But perhaps the most obvious link is with the medieval Arab journeyer/geographer who is least obscure in the Christian West: Ibn Battuta (1304-1368). As with al-Maqdisi, who made the hajj or pilgrimage to Mecca three times, Ibn Battuta's journeys centered around a series of pilgrimages—in his case, four. Certainly Ibn Battuta traveled much further than al-Maqdisi—indeed, Ibn Battuta probably traveled further than anyone in the premodern era, including Marco Polo (1254-1324)—but he followed the pattern of engagement in the local culture established by al-Maqdisi and others. And yet for all the breadth of his travels, even Ibn Battuta did not experience as wide a variety of social interactions, nor did he work in as varied a range of professions, as al-Maqdisi.

Thus it is unfortunate to note that al-Maqdisi is virtually unknown in the West, and hardly more recognized in the Arabic-speaking world. The bulk of scholarship in English on his travels and writings centers on the work of Basil Anthony Collins, who translated The Best Division. Thus in a group whose most prominent figure, Ibn Battuta, is hardly a household name to begin with, al-Maqdisi is even more shrouded in obscurity. What makes this doubly unfortunate is the fact that al-Maqdisi and other early writers kept the geographer's profession alive at a time when Europe was turned inward. By the time of Ibn Battuta, at least, Europeans had rediscovered the outside world, largely through their contacts with Arabs and Byzantines in the Crusades. Ironically, however, few Europeans then or now recognized the debt they owed al-Maqdisi and other Arab writers of his time.


Further Reading

Alavi, S. M. Ziauddin. Arab Geography in the Ninth and Tenth Centuries. Aligarh, India: Aligarh Muslim University, 1965.

Collins, Basil Anthony. Al-Muqaddasi: The Man and His Work: With Selected Passages Translated from the Arabic. Ann Arbor: University of Michigan, 1974.

Al-Muqaddasi. The Best Divisions for Knowledge of the Regions: A Translation of Ahsan al-taqasim fi ma'rifat alaqalim, translated by Basil Anthony Collins.

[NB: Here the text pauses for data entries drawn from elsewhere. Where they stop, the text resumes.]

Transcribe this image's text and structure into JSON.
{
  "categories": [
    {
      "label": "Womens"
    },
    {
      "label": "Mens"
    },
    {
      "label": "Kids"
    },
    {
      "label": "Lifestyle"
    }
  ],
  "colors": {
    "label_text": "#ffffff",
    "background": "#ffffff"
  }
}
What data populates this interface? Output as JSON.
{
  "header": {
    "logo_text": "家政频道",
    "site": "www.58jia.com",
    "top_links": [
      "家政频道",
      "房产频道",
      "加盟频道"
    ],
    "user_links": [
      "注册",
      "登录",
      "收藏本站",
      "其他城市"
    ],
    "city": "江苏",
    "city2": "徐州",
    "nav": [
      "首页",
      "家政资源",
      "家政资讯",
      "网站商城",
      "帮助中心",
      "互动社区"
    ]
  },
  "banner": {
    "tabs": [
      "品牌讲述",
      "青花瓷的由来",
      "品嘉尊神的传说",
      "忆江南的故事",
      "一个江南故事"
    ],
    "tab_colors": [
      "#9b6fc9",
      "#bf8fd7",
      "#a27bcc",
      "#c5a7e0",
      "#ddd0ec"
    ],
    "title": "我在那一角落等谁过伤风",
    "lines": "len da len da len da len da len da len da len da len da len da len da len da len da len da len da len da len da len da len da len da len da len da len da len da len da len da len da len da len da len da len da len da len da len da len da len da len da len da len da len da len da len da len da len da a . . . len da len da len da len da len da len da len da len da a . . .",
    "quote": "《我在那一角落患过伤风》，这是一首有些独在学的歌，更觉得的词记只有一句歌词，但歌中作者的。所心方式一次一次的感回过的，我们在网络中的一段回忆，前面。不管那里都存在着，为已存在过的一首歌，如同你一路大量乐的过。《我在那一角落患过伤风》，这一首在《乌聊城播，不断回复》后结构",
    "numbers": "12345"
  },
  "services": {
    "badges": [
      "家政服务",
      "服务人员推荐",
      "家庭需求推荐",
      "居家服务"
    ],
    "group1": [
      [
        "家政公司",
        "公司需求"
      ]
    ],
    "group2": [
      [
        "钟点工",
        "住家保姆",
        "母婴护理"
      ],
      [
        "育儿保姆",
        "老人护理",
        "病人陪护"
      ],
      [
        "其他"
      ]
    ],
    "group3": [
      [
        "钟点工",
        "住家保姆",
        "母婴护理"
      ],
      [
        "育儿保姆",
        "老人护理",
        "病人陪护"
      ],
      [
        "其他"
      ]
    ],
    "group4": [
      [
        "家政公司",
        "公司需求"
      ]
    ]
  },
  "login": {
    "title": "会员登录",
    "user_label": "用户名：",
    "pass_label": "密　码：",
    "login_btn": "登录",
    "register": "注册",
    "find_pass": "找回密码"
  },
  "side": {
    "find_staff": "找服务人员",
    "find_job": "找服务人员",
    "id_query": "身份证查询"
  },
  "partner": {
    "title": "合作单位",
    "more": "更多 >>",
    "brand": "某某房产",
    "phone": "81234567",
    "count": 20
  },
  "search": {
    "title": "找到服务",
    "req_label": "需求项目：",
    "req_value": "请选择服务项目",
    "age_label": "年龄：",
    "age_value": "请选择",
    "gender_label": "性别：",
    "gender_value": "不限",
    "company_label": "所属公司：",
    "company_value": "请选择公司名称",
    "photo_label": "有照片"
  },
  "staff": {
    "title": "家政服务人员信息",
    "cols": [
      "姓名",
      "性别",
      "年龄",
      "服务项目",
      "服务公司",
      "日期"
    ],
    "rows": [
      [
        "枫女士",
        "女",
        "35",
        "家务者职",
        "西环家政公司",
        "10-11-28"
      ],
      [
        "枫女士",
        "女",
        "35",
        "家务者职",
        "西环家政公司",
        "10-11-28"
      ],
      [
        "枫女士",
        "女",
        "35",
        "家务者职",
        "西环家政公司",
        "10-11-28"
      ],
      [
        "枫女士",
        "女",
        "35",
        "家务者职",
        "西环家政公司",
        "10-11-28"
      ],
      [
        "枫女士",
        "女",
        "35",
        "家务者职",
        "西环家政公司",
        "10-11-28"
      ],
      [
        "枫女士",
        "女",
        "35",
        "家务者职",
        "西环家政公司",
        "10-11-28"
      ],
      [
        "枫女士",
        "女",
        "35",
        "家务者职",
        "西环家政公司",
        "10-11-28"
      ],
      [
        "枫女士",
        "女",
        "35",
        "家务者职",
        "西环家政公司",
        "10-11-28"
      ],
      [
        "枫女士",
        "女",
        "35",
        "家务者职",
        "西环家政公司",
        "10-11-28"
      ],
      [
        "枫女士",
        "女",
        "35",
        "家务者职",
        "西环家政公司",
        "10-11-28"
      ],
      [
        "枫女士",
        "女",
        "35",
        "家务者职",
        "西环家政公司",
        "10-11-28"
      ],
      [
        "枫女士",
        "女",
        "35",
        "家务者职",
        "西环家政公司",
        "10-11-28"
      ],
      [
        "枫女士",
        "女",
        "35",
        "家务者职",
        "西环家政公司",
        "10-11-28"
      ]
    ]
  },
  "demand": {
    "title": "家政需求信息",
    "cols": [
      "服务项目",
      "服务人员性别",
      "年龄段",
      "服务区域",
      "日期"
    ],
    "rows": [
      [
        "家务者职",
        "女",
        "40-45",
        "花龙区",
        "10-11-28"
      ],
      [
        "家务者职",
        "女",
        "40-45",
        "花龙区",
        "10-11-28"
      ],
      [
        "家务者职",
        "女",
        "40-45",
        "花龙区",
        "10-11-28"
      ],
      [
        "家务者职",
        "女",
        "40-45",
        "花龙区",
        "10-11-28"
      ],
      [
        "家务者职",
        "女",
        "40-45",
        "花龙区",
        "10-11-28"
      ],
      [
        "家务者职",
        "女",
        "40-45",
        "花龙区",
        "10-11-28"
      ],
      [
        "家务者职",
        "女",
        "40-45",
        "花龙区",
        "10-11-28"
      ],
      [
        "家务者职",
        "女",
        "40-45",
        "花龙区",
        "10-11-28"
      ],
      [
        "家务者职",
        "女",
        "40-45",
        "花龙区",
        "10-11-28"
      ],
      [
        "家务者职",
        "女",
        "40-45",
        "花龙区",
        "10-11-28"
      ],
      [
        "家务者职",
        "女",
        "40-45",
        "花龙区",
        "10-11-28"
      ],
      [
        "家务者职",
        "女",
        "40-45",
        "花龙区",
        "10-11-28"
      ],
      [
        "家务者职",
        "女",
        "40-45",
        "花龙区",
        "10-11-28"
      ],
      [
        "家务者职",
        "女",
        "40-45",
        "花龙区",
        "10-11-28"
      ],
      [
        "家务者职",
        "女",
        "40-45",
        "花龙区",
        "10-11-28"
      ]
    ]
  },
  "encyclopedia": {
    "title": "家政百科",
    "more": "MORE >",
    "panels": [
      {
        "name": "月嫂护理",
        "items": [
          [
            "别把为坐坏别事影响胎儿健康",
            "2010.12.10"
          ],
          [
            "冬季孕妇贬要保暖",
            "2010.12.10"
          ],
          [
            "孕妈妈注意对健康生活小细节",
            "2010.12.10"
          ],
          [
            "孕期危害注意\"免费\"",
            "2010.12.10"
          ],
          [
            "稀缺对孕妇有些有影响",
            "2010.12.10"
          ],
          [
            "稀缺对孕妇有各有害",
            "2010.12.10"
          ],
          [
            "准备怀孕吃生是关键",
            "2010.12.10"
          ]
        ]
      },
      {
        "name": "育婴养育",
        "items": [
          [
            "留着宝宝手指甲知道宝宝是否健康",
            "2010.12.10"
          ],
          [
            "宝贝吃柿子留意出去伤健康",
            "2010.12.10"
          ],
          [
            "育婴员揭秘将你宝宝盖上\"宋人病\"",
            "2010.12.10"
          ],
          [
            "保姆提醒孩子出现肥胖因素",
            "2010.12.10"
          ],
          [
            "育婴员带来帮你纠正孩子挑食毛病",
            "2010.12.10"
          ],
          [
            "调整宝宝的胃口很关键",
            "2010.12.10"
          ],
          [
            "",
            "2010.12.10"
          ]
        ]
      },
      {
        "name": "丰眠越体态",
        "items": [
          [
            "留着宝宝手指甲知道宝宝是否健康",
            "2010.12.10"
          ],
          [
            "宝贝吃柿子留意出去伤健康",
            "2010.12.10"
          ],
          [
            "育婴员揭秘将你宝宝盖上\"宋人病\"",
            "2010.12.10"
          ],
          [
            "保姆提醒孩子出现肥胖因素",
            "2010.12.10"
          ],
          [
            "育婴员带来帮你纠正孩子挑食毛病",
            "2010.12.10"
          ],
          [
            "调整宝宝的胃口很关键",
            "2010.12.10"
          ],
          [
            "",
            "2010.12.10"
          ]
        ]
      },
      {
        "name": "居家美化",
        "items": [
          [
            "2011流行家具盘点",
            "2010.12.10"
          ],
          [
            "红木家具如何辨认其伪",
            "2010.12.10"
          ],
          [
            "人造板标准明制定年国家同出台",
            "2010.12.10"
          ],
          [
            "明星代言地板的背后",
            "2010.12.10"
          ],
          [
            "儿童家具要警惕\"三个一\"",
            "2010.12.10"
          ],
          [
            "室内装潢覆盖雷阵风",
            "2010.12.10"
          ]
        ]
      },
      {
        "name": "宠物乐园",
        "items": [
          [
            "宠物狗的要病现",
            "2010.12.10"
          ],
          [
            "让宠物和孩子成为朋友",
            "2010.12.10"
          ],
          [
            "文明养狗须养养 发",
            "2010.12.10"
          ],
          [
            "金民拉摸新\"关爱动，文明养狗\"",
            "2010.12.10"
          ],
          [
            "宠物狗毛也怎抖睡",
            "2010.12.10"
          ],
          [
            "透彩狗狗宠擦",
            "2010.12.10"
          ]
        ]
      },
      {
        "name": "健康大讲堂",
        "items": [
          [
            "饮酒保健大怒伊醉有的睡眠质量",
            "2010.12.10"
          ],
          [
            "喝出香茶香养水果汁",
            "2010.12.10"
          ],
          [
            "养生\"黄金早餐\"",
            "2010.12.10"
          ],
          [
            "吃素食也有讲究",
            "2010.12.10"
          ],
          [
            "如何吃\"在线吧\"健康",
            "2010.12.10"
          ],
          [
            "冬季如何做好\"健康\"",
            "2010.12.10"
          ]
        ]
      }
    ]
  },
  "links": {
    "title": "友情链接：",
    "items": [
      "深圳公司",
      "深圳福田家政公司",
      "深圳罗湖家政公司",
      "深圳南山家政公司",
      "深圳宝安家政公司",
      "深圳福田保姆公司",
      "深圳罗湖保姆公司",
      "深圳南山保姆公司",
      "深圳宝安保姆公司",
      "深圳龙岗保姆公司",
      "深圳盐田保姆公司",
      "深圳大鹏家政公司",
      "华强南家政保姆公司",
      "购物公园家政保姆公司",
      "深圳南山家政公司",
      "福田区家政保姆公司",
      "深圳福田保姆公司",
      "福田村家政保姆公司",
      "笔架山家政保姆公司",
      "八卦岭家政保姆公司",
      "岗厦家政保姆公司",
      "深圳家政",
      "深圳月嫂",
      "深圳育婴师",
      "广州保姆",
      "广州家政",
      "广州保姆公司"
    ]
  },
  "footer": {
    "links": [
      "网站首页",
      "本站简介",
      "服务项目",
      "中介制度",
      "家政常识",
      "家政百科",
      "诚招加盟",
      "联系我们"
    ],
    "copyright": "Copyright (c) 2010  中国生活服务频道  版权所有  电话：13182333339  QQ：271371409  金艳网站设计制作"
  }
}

Reading, England: Centre for Muslim Contribution to Civilisation, 1994.


Al-Maqdisi Travels Throughout the Muslim World